**YOUR INSTRUCTIONS**
Repeat each record word for word. Leave nothing out.
=== Begin Enclosure ===
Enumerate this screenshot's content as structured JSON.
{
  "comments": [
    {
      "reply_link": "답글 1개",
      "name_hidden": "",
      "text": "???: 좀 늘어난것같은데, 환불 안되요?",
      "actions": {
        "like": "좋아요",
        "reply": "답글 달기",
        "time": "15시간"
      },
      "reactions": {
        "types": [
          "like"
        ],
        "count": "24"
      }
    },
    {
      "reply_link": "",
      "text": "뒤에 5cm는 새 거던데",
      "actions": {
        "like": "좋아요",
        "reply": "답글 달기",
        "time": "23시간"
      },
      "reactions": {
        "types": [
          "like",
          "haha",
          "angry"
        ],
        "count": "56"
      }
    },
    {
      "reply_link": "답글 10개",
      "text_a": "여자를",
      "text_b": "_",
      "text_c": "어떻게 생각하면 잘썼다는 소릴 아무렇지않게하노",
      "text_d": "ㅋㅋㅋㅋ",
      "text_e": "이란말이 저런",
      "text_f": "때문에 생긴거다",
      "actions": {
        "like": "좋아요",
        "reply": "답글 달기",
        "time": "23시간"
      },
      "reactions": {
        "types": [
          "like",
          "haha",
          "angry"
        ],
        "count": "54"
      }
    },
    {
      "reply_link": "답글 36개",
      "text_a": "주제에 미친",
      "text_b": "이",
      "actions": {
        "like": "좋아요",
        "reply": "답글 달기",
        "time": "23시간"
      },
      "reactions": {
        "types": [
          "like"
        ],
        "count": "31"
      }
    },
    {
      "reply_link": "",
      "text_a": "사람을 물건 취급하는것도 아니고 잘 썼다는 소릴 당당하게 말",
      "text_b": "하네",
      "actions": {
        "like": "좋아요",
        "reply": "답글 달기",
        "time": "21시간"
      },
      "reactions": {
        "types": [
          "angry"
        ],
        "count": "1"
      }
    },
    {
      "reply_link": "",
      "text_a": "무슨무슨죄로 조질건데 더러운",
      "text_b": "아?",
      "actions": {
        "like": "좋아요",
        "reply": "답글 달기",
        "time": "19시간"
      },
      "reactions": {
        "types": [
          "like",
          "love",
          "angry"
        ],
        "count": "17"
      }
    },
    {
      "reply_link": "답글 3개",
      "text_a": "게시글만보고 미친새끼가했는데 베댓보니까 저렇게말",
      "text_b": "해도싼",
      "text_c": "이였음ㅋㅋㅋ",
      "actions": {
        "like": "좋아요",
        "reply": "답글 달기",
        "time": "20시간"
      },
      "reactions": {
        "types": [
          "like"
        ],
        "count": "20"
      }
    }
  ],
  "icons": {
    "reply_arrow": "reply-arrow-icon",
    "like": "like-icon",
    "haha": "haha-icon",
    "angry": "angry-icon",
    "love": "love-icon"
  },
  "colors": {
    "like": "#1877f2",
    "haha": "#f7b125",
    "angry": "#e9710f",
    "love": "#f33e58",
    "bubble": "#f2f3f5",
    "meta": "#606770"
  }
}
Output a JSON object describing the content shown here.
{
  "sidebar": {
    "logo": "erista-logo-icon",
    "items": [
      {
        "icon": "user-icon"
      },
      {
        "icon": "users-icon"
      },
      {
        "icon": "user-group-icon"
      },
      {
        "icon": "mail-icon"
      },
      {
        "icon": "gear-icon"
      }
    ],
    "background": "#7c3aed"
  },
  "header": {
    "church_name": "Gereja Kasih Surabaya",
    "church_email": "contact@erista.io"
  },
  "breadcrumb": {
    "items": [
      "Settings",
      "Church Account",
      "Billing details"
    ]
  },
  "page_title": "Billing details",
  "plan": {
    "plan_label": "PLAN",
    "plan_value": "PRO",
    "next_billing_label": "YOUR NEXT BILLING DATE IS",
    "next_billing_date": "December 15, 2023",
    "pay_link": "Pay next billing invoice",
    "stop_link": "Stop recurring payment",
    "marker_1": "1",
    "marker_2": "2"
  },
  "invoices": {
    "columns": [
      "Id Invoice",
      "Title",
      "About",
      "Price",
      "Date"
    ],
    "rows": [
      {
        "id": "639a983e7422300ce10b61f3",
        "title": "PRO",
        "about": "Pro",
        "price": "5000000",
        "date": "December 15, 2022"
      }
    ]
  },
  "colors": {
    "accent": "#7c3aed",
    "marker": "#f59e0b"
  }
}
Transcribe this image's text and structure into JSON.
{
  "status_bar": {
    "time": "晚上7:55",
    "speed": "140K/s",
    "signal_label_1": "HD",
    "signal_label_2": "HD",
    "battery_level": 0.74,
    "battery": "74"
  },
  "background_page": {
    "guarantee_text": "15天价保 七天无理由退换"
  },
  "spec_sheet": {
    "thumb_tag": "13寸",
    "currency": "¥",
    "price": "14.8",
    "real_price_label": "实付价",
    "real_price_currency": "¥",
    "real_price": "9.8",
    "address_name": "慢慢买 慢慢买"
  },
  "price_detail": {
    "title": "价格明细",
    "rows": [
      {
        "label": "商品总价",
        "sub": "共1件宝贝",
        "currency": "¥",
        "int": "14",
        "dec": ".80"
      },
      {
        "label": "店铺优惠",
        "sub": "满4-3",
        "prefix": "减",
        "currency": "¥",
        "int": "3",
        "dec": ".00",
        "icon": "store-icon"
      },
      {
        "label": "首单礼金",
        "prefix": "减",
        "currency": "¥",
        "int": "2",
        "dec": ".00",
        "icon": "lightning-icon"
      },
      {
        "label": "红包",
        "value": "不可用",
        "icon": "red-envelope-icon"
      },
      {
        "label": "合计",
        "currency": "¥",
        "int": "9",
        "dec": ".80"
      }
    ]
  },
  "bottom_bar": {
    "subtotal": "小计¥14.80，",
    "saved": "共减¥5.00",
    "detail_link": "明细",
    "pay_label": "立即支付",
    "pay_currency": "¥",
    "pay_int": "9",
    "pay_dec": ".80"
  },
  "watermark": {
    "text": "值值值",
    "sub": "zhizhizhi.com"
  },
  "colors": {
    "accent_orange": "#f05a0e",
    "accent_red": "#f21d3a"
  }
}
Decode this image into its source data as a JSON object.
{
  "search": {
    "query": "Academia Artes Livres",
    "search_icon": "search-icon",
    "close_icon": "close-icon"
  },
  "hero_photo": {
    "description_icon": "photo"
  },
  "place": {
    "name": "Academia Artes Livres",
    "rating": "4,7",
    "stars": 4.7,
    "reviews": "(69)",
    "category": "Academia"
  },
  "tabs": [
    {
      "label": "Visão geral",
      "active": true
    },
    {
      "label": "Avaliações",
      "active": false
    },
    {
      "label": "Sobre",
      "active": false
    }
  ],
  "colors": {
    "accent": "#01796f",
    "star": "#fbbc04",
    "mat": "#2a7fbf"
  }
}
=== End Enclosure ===
**TASK RESPONSE**
Enumerate this screenshot's content as structured JSON.
{
  "comments": [
    {
      "reply_link": "답글 1개",
      "name_hidden": "",
      "text": "???: 좀 늘어난것같은데, 환불 안되요?",
      "actions": {
        "like": "좋아요",
        "reply": "답글 달기",
        "time": "15시간"
      },
      "reactions": {
        "types": [
          "like"
        ],
        "count": "24"
      }
    },
    {
      "reply_link": "",
      "text": "뒤에 5cm는 새 거던데",
      "actions": {
        "like": "좋아요",
        "reply": "답글 달기",
        "time": "23시간"
      },
      "reactions": {
        "types": [
          "like",
          "haha",
          "angry"
        ],
        "count": "56"
      }
    },
    {
      "reply_link": "답글 10개",
      "text_a": "여자를",
      "text_b": "_",
      "text_c": "어떻게 생각하면 잘썼다는 소릴 아무렇지않게하노",
      "text_d": "ㅋㅋㅋㅋ",
      "text_e": "이란말이 저런",
      "text_f": "때문에 생긴거다",
      "actions": {
        "like": "좋아요",
        "reply": "답글 달기",
        "time": "23시간"
      },
      "reactions": {
        "types": [
          "like",
          "haha",
          "angry"
        ],
        "count": "54"
      }
    },
    {
      "reply_link": "답글 36개",
      "text_a": "주제에 미친",
      "text_b": "이",
      "actions": {
        "like": "좋아요",
        "reply": "답글 달기",
        "time": "23시간"
      },
      "reactions": {
        "types": [
          "like"
        ],
        "count": "31"
      }
    },
    {
      "reply_link": "",
      "text_a": "사람을 물건 취급하는것도 아니고 잘 썼다는 소릴 당당하게 말",
      "text_b": "하네",
      "actions": {
        "like": "좋아요",
        "reply": "답글 달기",
        "time": "21시간"
      },
      "reactions": {
        "types": [
          "angry"
        ],
        "count": "1"
      }
    },
    {
      "reply_link": "",
      "text_a": "무슨무슨죄로 조질건데 더러운",
      "text_b": "아?",
      "actions": {
        "like": "좋아요",
        "reply": "답글 달기",
        "time": "19시간"
      },
      "reactions": {
        "types": [
          "like",
          "love",
          "angry"
        ],
        "count": "17"
      }
    },
    {
      "reply_link": "답글 3개",
      "text_a": "게시글만보고 미친새끼가했는데 베댓보니까 저렇게말",
      "text_b": "해도싼",
      "text_c": "이였음ㅋㅋㅋ",
      "actions": {
        "like": "좋아요",
        "reply": "답글 달기",
        "time": "20시간"
      },
      "reactions": {
        "types": [
          "like"
        ],
        "count": "20"
      }
    }
  ],
  "icons": {
    "reply_arrow": "reply-arrow-icon",
    "like": "like-icon",
    "haha": "haha-icon",
    "angry": "angry-icon",
    "love": "love-icon"
  },
  "colors": {
    "like": "#1877f2",
    "haha": "#f7b125",
    "angry": "#e9710f",
    "love": "#f33e58",
    "bubble": "#f2f3f5",
    "meta": "#606770"
  }
}
Output a JSON object describing the content shown here.
{
  "sidebar": {
    "logo": "erista-logo-icon",
    "items": [
      {
        "icon": "user-icon"
      },
      {
        "icon": "users-icon"
      },
      {
        "icon": "user-group-icon"
      },
      {
        "icon": "mail-icon"
      },
      {
        "icon": "gear-icon"
      }
    ],
    "background": "#7c3aed"
  },
  "header": {
    "church_name": "Gereja Kasih Surabaya",
    "church_email": "contact@erista.io"
  },
  "breadcrumb": {
    "items": [
      "Settings",
      "Church Account",
      "Billing details"
    ]
  },
  "page_title": "Billing details",
  "plan": {
    "plan_label": "PLAN",
    "plan_value": "PRO",
    "next_billing_label": "YOUR NEXT BILLING DATE IS",
    "next_billing_date": "December 15, 2023",
    "pay_link": "Pay next billing invoice",
    "stop_link": "Stop recurring payment",
    "marker_1": "1",
    "marker_2": "2"
  },
  "invoices": {
    "columns": [
      "Id Invoice",
      "Title",
      "About",
      "Price",
      "Date"
    ],
    "rows": [
      {
        "id": "639a983e7422300ce10b61f3",
        "title": "PRO",
        "about": "Pro",
        "price": "5000000",
        "date": "December 15, 2022"
      }
    ]
  },
  "colors": {
    "accent": "#7c3aed",
    "marker": "#f59e0b"
  }
}
Transcribe this image's text and structure into JSON.
{
  "status_bar": {
    "time": "晚上7:55",
    "speed": "140K/s",
    "signal_label_1": "HD",
    "signal_label_2": "HD",
    "battery_level": 0.74,
    "battery": "74"
  },
  "background_page": {
    "guarantee_text": "15天价保 七天无理由退换"
  },
  "spec_sheet": {
    "thumb_tag": "13寸",
    "currency": "¥",
    "price": "14.8",
    "real_price_label": "实付价",
    "real_price_currency": "¥",
    "real_price": "9.8",
    "address_name": "慢慢买 慢慢买"
  },
  "price_detail": {
    "title": "价格明细",
    "rows": [
      {
        "label": "商品总价",
        "sub": "共1件宝贝",
        "currency": "¥",
        "int": "14",
        "dec": ".80"
      },
      {
        "label": "店铺优惠",
        "sub": "满4-3",
        "prefix": "减",
        "currency": "¥",
        "int": "3",
        "dec": ".00",
        "icon": "store-icon"
      },
      {
        "label": "首单礼金",
        "prefix": "减",
        "currency": "¥",
        "int": "2",
        "dec": ".00",
        "icon": "lightning-icon"
      },
      {
        "label": "红包",
        "value": "不可用",
        "icon": "red-envelope-icon"
      },
      {
        "label": "合计",
        "currency": "¥",
        "int": "9",
        "dec": ".80"
      }
    ]
  },
  "bottom_bar": {
    "subtotal": "小计¥14.80，",
    "saved": "共减¥5.00",
    "detail_link": "明细",
    "pay_label": "立即支付",
    "pay_currency": "¥",
    "pay_int": "9",
    "pay_dec": ".80"
  },
  "watermark": {
    "text": "值值值",
    "sub": "zhizhizhi.com"
  },
  "colors": {
    "accent_orange": "#f05a0e",
    "accent_red": "#f21d3a"
  }
}
Decode this image into its source data as a JSON object.
{
  "search": {
    "query": "Academia Artes Livres",
    "search_icon": "search-icon",
    "close_icon": "close-icon"
  },
  "hero_photo": {
    "description_icon": "photo"
  },
  "place": {
    "name": "Academia Artes Livres",
    "rating": "4,7",
    "stars": 4.7,
    "reviews": "(69)",
    "category": "Academia"
  },
  "tabs": [
    {
      "label": "Visão geral",
      "active": true
    },
    {
      "label": "Avaliações",
      "active": false
    },
    {
      "label": "Sobre",
      "active": false
    }
  ],
  "colors": {
    "accent": "#01796f",
    "star": "#fbbc04",
    "mat": "#2a7fbf"
  }
}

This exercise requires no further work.